Based on the bill text, the following types of crypto entities, such as digital commodity exchange, digital commodity broker, and digital commodity dealer, should be regulated by the CFTC and the Commodity Exchange Act. At the same time, the status of the digital asset trading system, digital asset broker, and digital asset dealer should be granted SEC approval. This information is described in Parts IV and V of the law, respectively.

It also has tasks from the House to the SEC and CFTC by harmonizing this legislation and defining some terms and procedures through the creation of the Joint Advisory Committee on Digital Assets. This includes ensuring that there is no duplication of licenses and control over persons affiliated with certain exchanges, cryptocurrencies, and protocols.

Position of the US Administration

Before the House voted on the crypto bill, the Biden administration published a statement that included the following passages: “In its current form lacks sufficient protections for consumers and investors who engage in certain digital asset transactions” and, “The Administration looks forward to continued collaboration with Congress on developing legislation for digital assets …and further time will be needed for such collaboration.” In this statement, there is nothing about the possibility of a veto.
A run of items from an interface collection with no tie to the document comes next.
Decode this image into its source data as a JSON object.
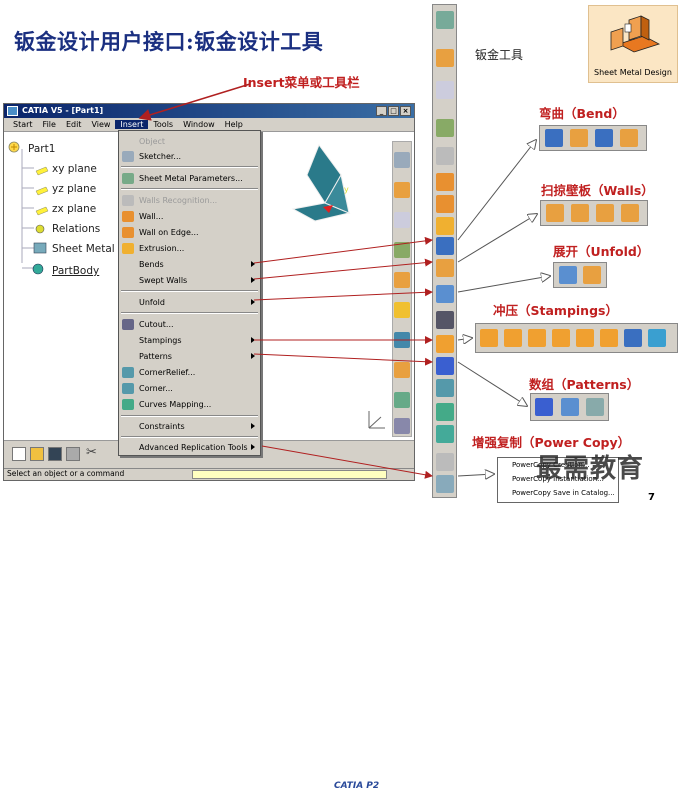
{
  "slide": {
    "title": "钣金设计用户接口:钣金设计工具",
    "insert_caption": "Insert菜单或工具栏",
    "sheet_metal_tools_label": "钣金工具",
    "page_number": "7",
    "watermark": "最需教育"
  },
  "window": {
    "title": "CATIA V5 - [Part1]",
    "buttons": [
      "_",
      "□",
      "×"
    ],
    "menus": [
      "Start",
      "File",
      "Edit",
      "View",
      "Insert",
      "Tools",
      "Window",
      "Help"
    ],
    "active_menu": "Insert",
    "status_text": "Select an object or a command",
    "logo": "CATIA P2"
  },
  "tree": {
    "root": "Part1",
    "items": [
      "xy plane",
      "yz plane",
      "zx plane",
      "Relations",
      "Sheet Metal Pa",
      "PartBody"
    ]
  },
  "insert_menu": {
    "items": [
      {
        "label": "Object",
        "disabled": true,
        "sub": false
      },
      {
        "label": "Sketcher...",
        "disabled": false,
        "sub": false
      },
      {
        "label": "Sheet Metal Parameters...",
        "disabled": false,
        "sub": false
      },
      {
        "label": "Walls Recognition...",
        "disabled": true,
        "sub": false
      },
      {
        "label": "Wall...",
        "disabled": false,
        "sub": false
      },
      {
        "label": "Wall on Edge...",
        "disabled": false,
        "sub": false
      },
      {
        "label": "Extrusion...",
        "disabled": false,
        "sub": false
      },
      {
        "label": "Bends",
        "disabled": false,
        "sub": true
      },
      {
        "label": "Swept Walls",
        "disabled": false,
        "sub": true
      },
      {
        "label": "Unfold",
        "disabled": false,
        "sub": true
      },
      {
        "label": "Cutout...",
        "disabled": false,
        "sub": false
      },
      {
        "label": "Stampings",
        "disabled": false,
        "sub": true
      },
      {
        "label": "Patterns",
        "disabled": false,
        "sub": true
      },
      {
        "label": "CornerRelief...",
        "disabled": false,
        "sub": false
      },
      {
        "label": "Corner...",
        "disabled": false,
        "sub": false
      },
      {
        "label": "Curves Mapping...",
        "disabled": false,
        "sub": false
      },
      {
        "label": "Constraints",
        "disabled": false,
        "sub": true
      },
      {
        "label": "Advanced Replication Tools",
        "disabled": false,
        "sub": true
      }
    ]
  },
  "toolbars": {
    "logo_caption": "Sheet Metal Design",
    "bend": "弯曲（Bend）",
    "walls": "扫掠壁板（Walls）",
    "unfold": "展开（Unfold）",
    "stampings": "冲压（Stampings）",
    "patterns": "数组（Patterns）",
    "power_copy": "增强复制（Power Copy）"
  },
  "power_copy_menu": [
    "PowerCopy Creation...",
    "PowerCopy Instantiation...",
    "PowerCopy Save in Catalog..."
  ],
  "colors": {
    "title": "#1a2f80",
    "label_red": "#c02020",
    "arrow": "#b02020",
    "menu_bg": "#d4d0c8",
    "tree_bg": "#ffffff"
  }
}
So President Biden can veto the law, but probably he won’t do it. This is also because the number of congressmen supporting the law continues to grow compared to how many lawmakers voted against the SEC Bulletin mentioned above.

And what about the SEC?

Gary Gensler has explained his crypto regulation approach in a special statement published on the SEC website. He thinks that crypto companies issue their own securities and hide them in the form of blockchain contracts and that the new bill will allow blockchain companies “don’t play by the rules” and avoid SEC regulation by having the status of digital commodities.

In particular, Gensler is concerned that the law will allow crypto exchanges not to obtain brokerage licenses (but they do not need to obtain them now) and allow non-accredited investors to purchase crypto for 10% of the portfolio without the issuer's obligation to disclose information. The SEC chair also is radically opposed against exemption of the Howey Test for crypto.

Perhaps some of the concerns in Gensler's letter to lawmakers are worth considering, but the apocalyptic picture he paints is just an excuse for the SEC to continue to make any and all decisions regarding crypto assets without control.


It can be stated that upcoming regulations for cryptocurrencies at the federal level in the world's largest crypto economy are positive and can bring more transparency to the industry. Certain provisions of the law, which Gensler criticizes, may be adjusted during the discussion in the Senate. However, one way or another, lawmakers from both parties have taken into account the main message from Coinbase and other companies: transparent regulation and licensing procedures for crypto assets are essential.

Another interesting topic - which still isn’t mentioned in the law - is FinCEN and its regulating powers for crypto. However, FinCEN is currently regulating VASPs as money transmitters and money exchange businesses in the UA. I wonder how the SEC, CFTC, and FinCEN will coordinate their regulatory powers. I guess we'll find out soon enough.

If you are interested in getting more crypto regulation insights, you can watch the global crypto regulation rating here and get updates on my X account.